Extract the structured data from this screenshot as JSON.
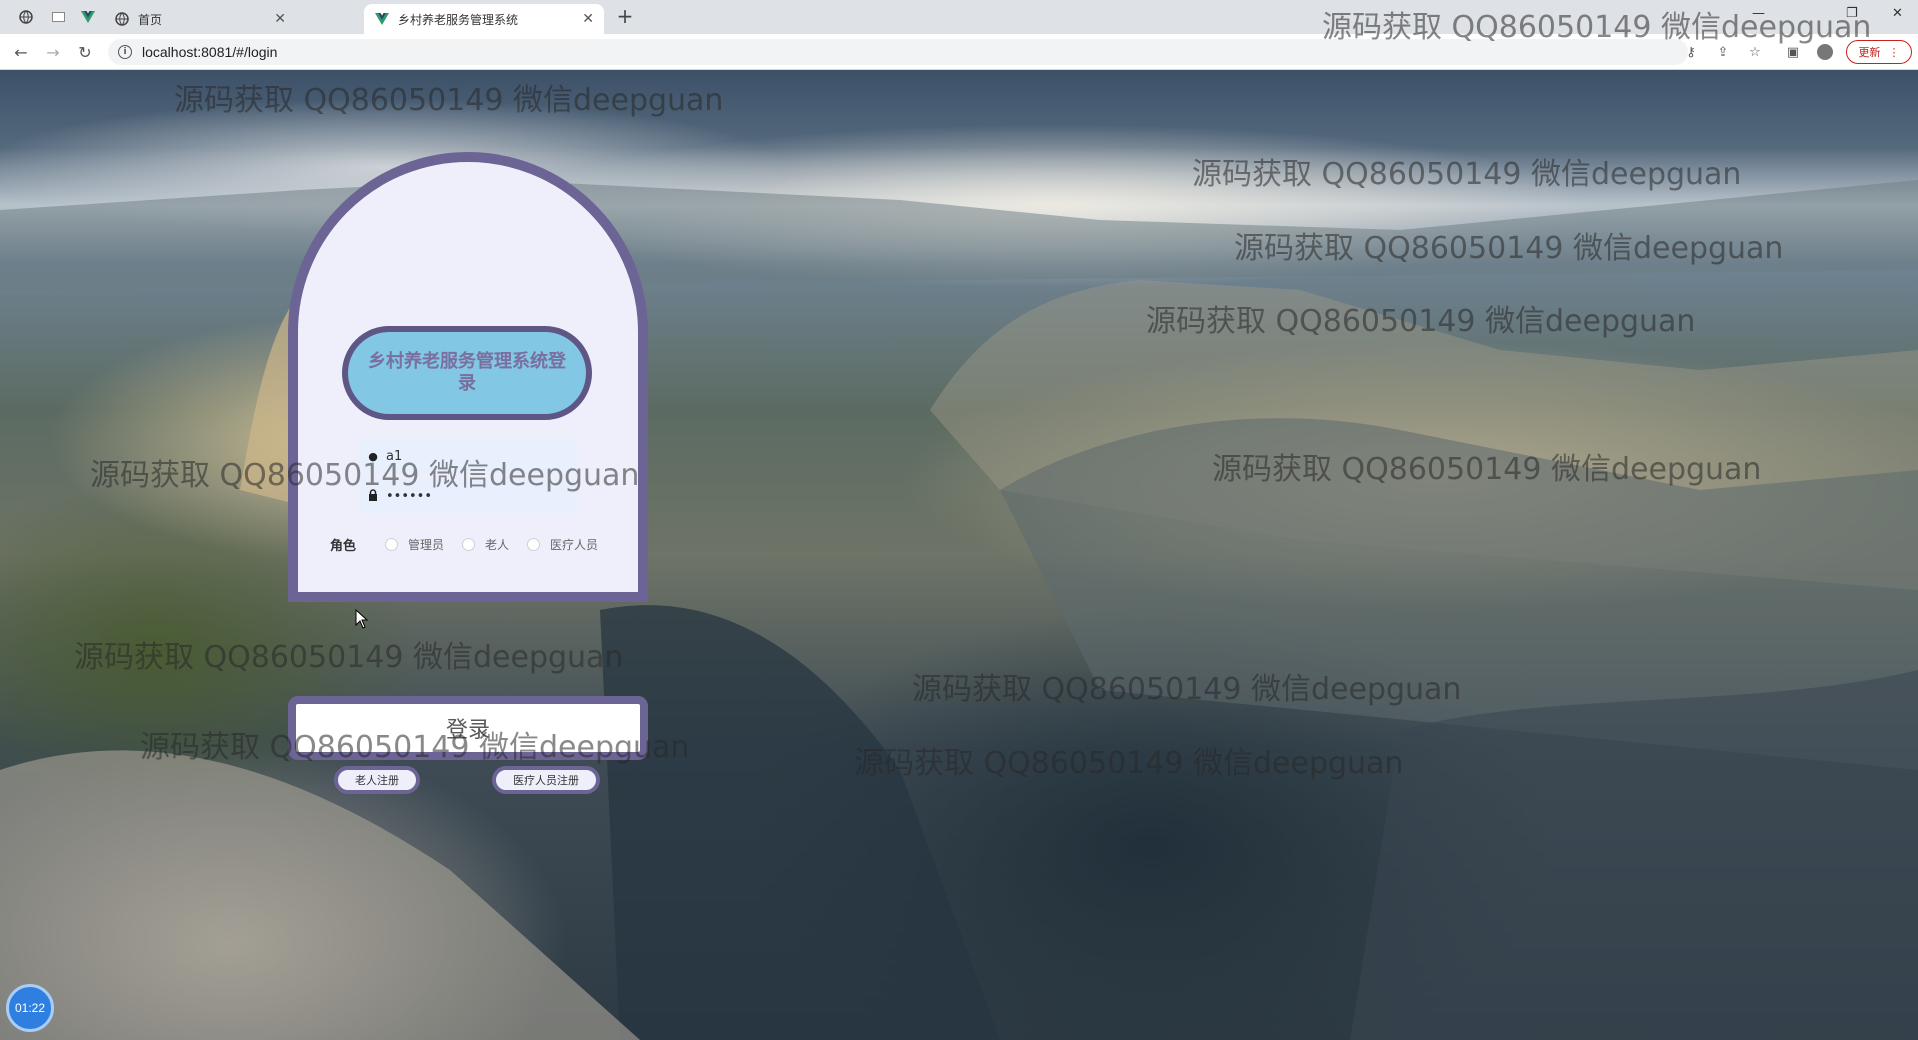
{
  "browser": {
    "tabs": [
      {
        "title": "首页",
        "active": false
      },
      {
        "title": "乡村养老服务管理系统",
        "active": true
      }
    ],
    "url": "localhost:8081/#/login",
    "update_label": "更新"
  },
  "login": {
    "title": "乡村养老服务管理系统登录",
    "username_value": "a1",
    "password_value": "••••••",
    "role_label": "角色",
    "roles": [
      "管理员",
      "老人",
      "医疗人员"
    ],
    "submit_label": "登录",
    "register_elder_label": "老人注册",
    "register_medic_label": "医疗人员注册"
  },
  "watermark": "源码获取 QQ86050149 微信deepguan",
  "timer": "01:22",
  "colors": {
    "card_border": "#6c6494",
    "card_bg": "#efeffc",
    "title_bg": "#82c7e4",
    "title_text": "#7a6f9e"
  }
}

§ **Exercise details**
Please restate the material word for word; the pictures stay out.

§ **Answer to the problem**
Extract the structured data from this screenshot as JSON.
{
  "browser": {
    "tabs": [
      {
        "title": "首页",
        "active": false
      },
      {
        "title": "乡村养老服务管理系统",
        "active": true
      }
    ],
    "url": "localhost:8081/#/login",
    "update_label": "更新"
  },
  "login": {
    "title": "乡村养老服务管理系统登录",
    "username_value": "a1",
    "password_value": "••••••",
    "role_label": "角色",
    "roles": [
      "管理员",
      "老人",
      "医疗人员"
    ],
    "submit_label": "登录",
    "register_elder_label": "老人注册",
    "register_medic_label": "医疗人员注册"
  },
  "watermark": "源码获取 QQ86050149 微信deepguan",
  "timer": "01:22",
  "colors": {
    "card_border": "#6c6494",
    "card_bg": "#efeffc",
    "title_bg": "#82c7e4",
    "title_text": "#7a6f9e"
  }
}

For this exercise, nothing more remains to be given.